article one section 9

 

Shmoop: US Constitution Article 1, Section 9 summary. Analysis of Article 1, Section 9 by PhD and Masters students from Stanford, Harvard, Berkeley. Article 1 Section 9 of the United States Constitution. Article 1 - The Legislative Branch Section 9 - Limits on Congress >. The Migration or Importation of such Persons as any of the States now existing shall think proper to admit, shall not be prohibited by the Congress prior to the Year one thousand eight hundred and eight, but a tax or duty may be imposed. Article 1, Section 9 of the U.S. Constitution places limits on the powers of Congress, the Legislative Branch.

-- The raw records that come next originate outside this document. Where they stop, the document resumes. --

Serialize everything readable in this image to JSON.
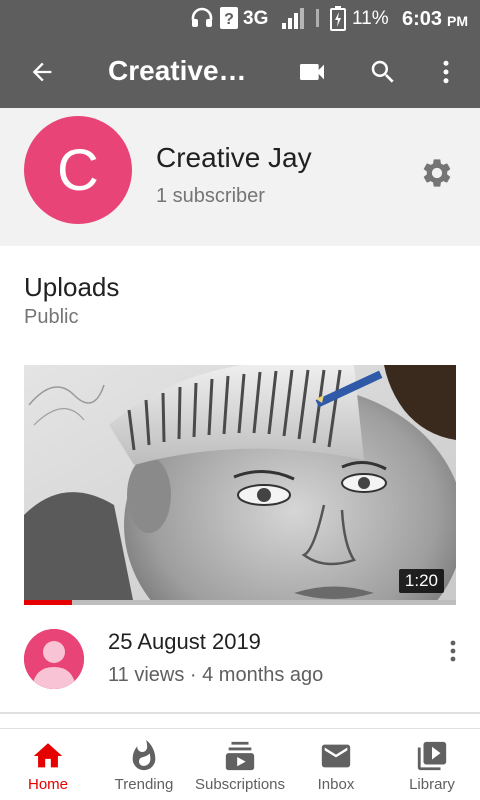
{
  "status_bar": {
    "network": "3G",
    "battery": "11%",
    "time": "6:03",
    "ampm": "PM"
  },
  "app_bar": {
    "title": "Creative…"
  },
  "channel": {
    "avatar_letter": "C",
    "name": "Creative Jay",
    "subscribers": "1 subscriber",
    "avatar_color": "#e84478"
  },
  "uploads": {
    "title": "Uploads",
    "visibility": "Public"
  },
  "video": {
    "duration": "1:20",
    "watched_fraction": 0.11,
    "title": "25 August 2019",
    "meta": "11 views · 4 months ago"
  },
  "bottom_nav": {
    "items": [
      {
        "label": "Home",
        "icon": "home-icon",
        "active": true
      },
      {
        "label": "Trending",
        "icon": "trending-icon",
        "active": false
      },
      {
        "label": "Subscriptions",
        "icon": "subscriptions-icon",
        "active": false
      },
      {
        "label": "Inbox",
        "icon": "inbox-icon",
        "active": false
      },
      {
        "label": "Library",
        "icon": "library-icon",
        "active": false
      }
    ]
  },
  "colors": {
    "app_bar": "#5e5e5e",
    "accent": "#e60000",
    "header_bg": "#f2f2f2"
  }
}
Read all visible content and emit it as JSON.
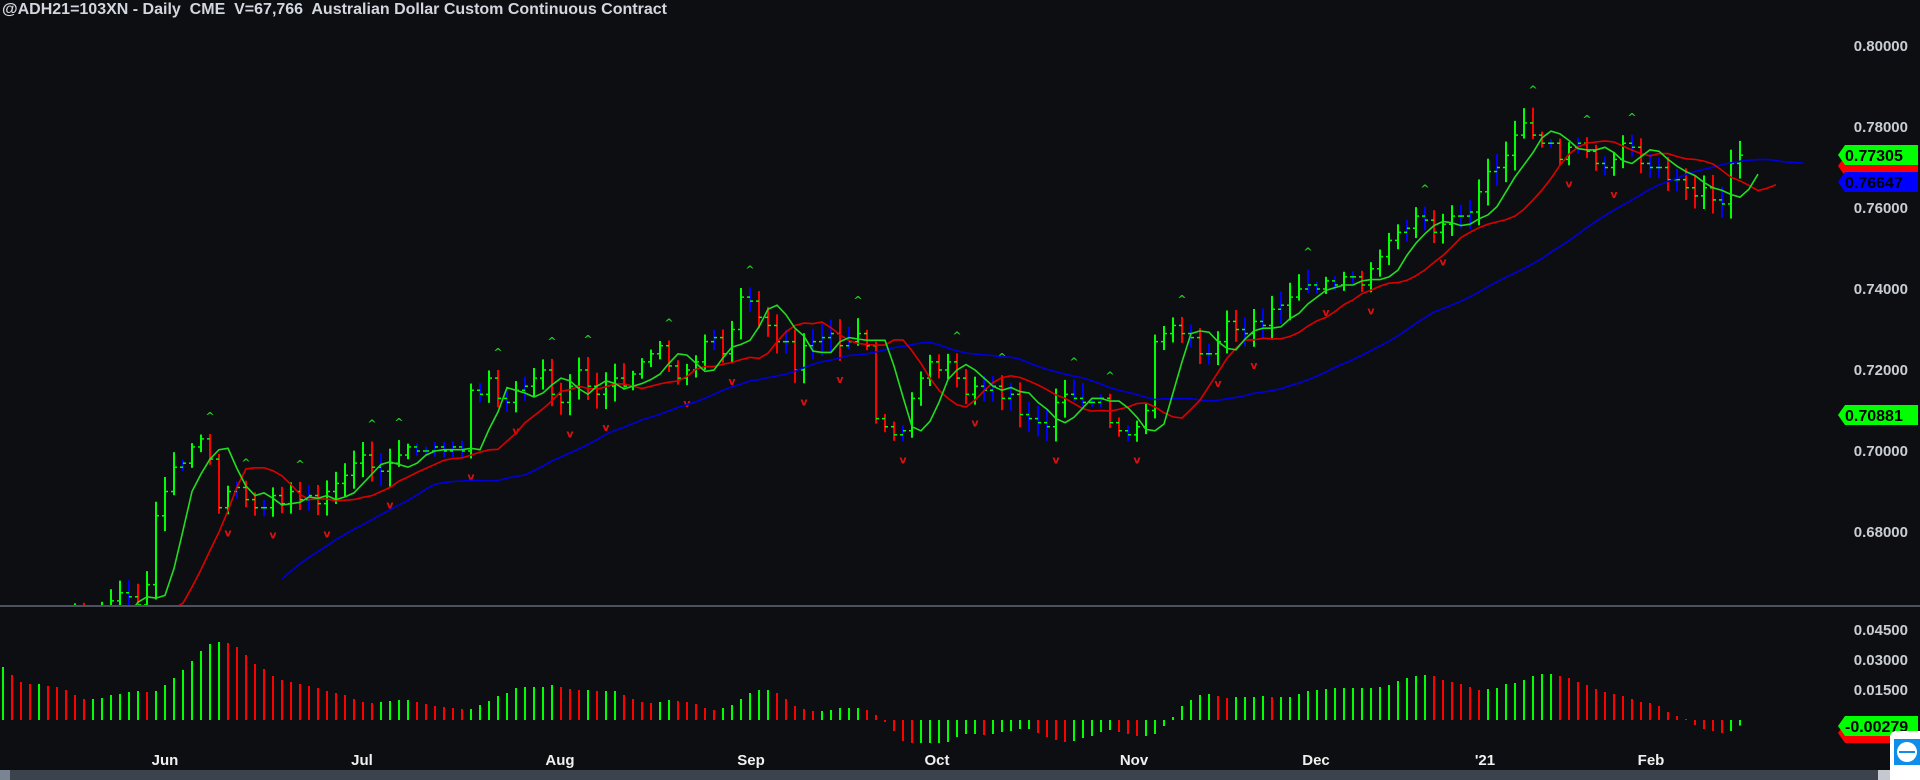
{
  "header": {
    "title": "@ADH21=103XN - Daily  CME  V=67,766  Australian Dollar Custom Continuous Contract"
  },
  "colors": {
    "background": "#0d0e11",
    "up": "#00ff00",
    "down": "#ff0000",
    "neutral": "#0000ff",
    "ma_fast": "#22dd22",
    "ma_mid": "#dd0000",
    "ma_slow": "#0000dd",
    "divider": "#8a94a6"
  },
  "price_tags": [
    {
      "value": "0.77305",
      "color": "#00ff00"
    },
    {
      "value": "",
      "color": "#ff0000"
    },
    {
      "value": "0.76647",
      "color": "#0000ff"
    },
    {
      "value": "0.70881",
      "color": "#00ff00"
    }
  ],
  "osc_tags": [
    {
      "value": "",
      "color": "#ff0000"
    },
    {
      "value": "-0.00279",
      "color": "#00ff00"
    }
  ],
  "chart_data": [
    {
      "type": "ohlc",
      "title": "@ADH21=103XN - Daily",
      "y_ticks": [
        "0.80000",
        "0.78000",
        "0.76000",
        "0.74000",
        "0.72000",
        "0.70000",
        "0.68000"
      ],
      "ylim": [
        0.657,
        0.804
      ],
      "x_ticks": [
        "Jun",
        "Jul",
        "Aug",
        "Sep",
        "Oct",
        "Nov",
        "Dec",
        "'21",
        "Feb"
      ],
      "overlays": [
        "fast displaced MA (green)",
        "medium displaced MA (red)",
        "slow displaced MA (blue)"
      ],
      "closes": [
        0.643,
        0.645,
        0.648,
        0.65,
        0.652,
        0.65,
        0.655,
        0.658,
        0.66,
        0.658,
        0.656,
        0.66,
        0.663,
        0.665,
        0.664,
        0.662,
        0.667,
        0.684,
        0.69,
        0.696,
        0.697,
        0.701,
        0.703,
        0.698,
        0.686,
        0.69,
        0.691,
        0.688,
        0.686,
        0.686,
        0.689,
        0.687,
        0.69,
        0.688,
        0.689,
        0.687,
        0.69,
        0.692,
        0.694,
        0.697,
        0.699,
        0.696,
        0.695,
        0.697,
        0.699,
        0.701,
        0.7,
        0.7,
        0.701,
        0.7,
        0.701,
        0.7,
        0.715,
        0.714,
        0.718,
        0.713,
        0.712,
        0.715,
        0.716,
        0.718,
        0.72,
        0.714,
        0.712,
        0.716,
        0.72,
        0.716,
        0.714,
        0.716,
        0.718,
        0.716,
        0.719,
        0.722,
        0.724,
        0.726,
        0.721,
        0.718,
        0.72,
        0.722,
        0.727,
        0.728,
        0.724,
        0.73,
        0.738,
        0.737,
        0.733,
        0.731,
        0.727,
        0.727,
        0.72,
        0.726,
        0.727,
        0.728,
        0.729,
        0.726,
        0.727,
        0.729,
        0.726,
        0.708,
        0.706,
        0.704,
        0.705,
        0.713,
        0.718,
        0.722,
        0.72,
        0.722,
        0.718,
        0.714,
        0.716,
        0.715,
        0.716,
        0.713,
        0.714,
        0.709,
        0.708,
        0.707,
        0.706,
        0.712,
        0.714,
        0.713,
        0.712,
        0.712,
        0.713,
        0.707,
        0.705,
        0.704,
        0.706,
        0.71,
        0.727,
        0.729,
        0.731,
        0.729,
        0.728,
        0.724,
        0.724,
        0.727,
        0.732,
        0.73,
        0.729,
        0.732,
        0.731,
        0.735,
        0.736,
        0.738,
        0.74,
        0.741,
        0.74,
        0.742,
        0.741,
        0.743,
        0.743,
        0.741,
        0.745,
        0.748,
        0.752,
        0.754,
        0.755,
        0.758,
        0.757,
        0.754,
        0.756,
        0.758,
        0.758,
        0.759,
        0.764,
        0.769,
        0.77,
        0.773,
        0.778,
        0.781,
        0.778,
        0.776,
        0.776,
        0.772,
        0.775,
        0.776,
        0.774,
        0.771,
        0.77,
        0.772,
        0.776,
        0.775,
        0.771,
        0.77,
        0.77,
        0.767,
        0.767,
        0.765,
        0.763,
        0.765,
        0.762,
        0.761,
        0.771,
        0.77305
      ]
    },
    {
      "type": "bar",
      "y_ticks": [
        "0.04500",
        "0.03000",
        "0.01500"
      ],
      "ylim": [
        -0.012,
        0.048
      ],
      "values": [
        0.0265,
        0.0225,
        0.019,
        0.018,
        0.018,
        0.017,
        0.0165,
        0.015,
        0.0125,
        0.0105,
        0.0105,
        0.011,
        0.0125,
        0.013,
        0.014,
        0.0145,
        0.014,
        0.0145,
        0.0175,
        0.021,
        0.025,
        0.0295,
        0.0345,
        0.038,
        0.039,
        0.0385,
        0.0365,
        0.0325,
        0.028,
        0.0255,
        0.022,
        0.02,
        0.019,
        0.018,
        0.017,
        0.016,
        0.0145,
        0.0135,
        0.0125,
        0.0105,
        0.009,
        0.0085,
        0.009,
        0.0095,
        0.01,
        0.01,
        0.009,
        0.008,
        0.007,
        0.0065,
        0.006,
        0.0055,
        0.0055,
        0.0075,
        0.0095,
        0.012,
        0.0135,
        0.016,
        0.0165,
        0.0165,
        0.0165,
        0.0175,
        0.0165,
        0.0155,
        0.015,
        0.015,
        0.0145,
        0.0145,
        0.0145,
        0.0125,
        0.0105,
        0.009,
        0.0085,
        0.009,
        0.01,
        0.0095,
        0.009,
        0.008,
        0.006,
        0.005,
        0.006,
        0.0075,
        0.0105,
        0.0135,
        0.015,
        0.015,
        0.0135,
        0.0105,
        0.007,
        0.0055,
        0.0045,
        0.0045,
        0.005,
        0.006,
        0.006,
        0.006,
        0.005,
        0.0025,
        -0.001,
        -0.0055,
        -0.0105,
        -0.0115,
        -0.0115,
        -0.0115,
        -0.0115,
        -0.011,
        -0.0085,
        -0.007,
        -0.007,
        -0.0075,
        -0.007,
        -0.006,
        -0.0055,
        -0.0045,
        -0.0045,
        -0.0065,
        -0.0085,
        -0.01,
        -0.011,
        -0.0105,
        -0.009,
        -0.008,
        -0.006,
        -0.005,
        -0.006,
        -0.007,
        -0.008,
        -0.008,
        -0.007,
        -0.003,
        0.0015,
        0.007,
        0.01,
        0.0125,
        0.013,
        0.012,
        0.011,
        0.0115,
        0.0115,
        0.0115,
        0.012,
        0.0115,
        0.0115,
        0.0115,
        0.013,
        0.0145,
        0.015,
        0.0155,
        0.016,
        0.016,
        0.016,
        0.016,
        0.016,
        0.0165,
        0.0175,
        0.0195,
        0.021,
        0.022,
        0.0225,
        0.022,
        0.02,
        0.019,
        0.018,
        0.0165,
        0.015,
        0.0155,
        0.016,
        0.018,
        0.0185,
        0.02,
        0.022,
        0.023,
        0.023,
        0.022,
        0.021,
        0.019,
        0.0175,
        0.0155,
        0.014,
        0.013,
        0.012,
        0.0105,
        0.009,
        0.0085,
        0.007,
        0.004,
        0.002,
        0.0005,
        -0.0025,
        -0.0045,
        -0.0055,
        -0.0065,
        -0.0055,
        -0.00279
      ]
    }
  ]
}
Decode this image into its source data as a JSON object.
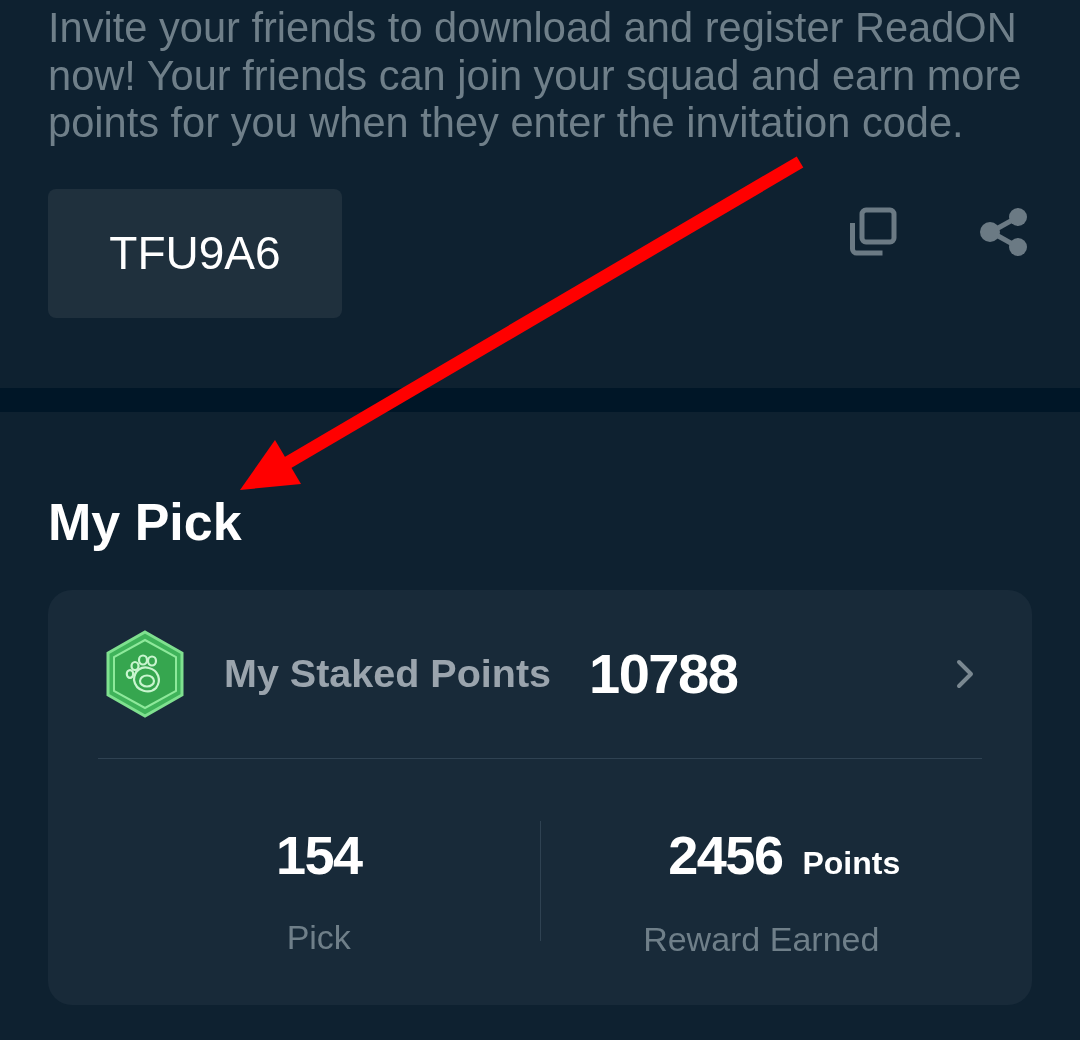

These restrictions include those on limiting the slave trade, suspending civil and legal protections of citizens, apportionment of direct taxes, and granting titles of nobility.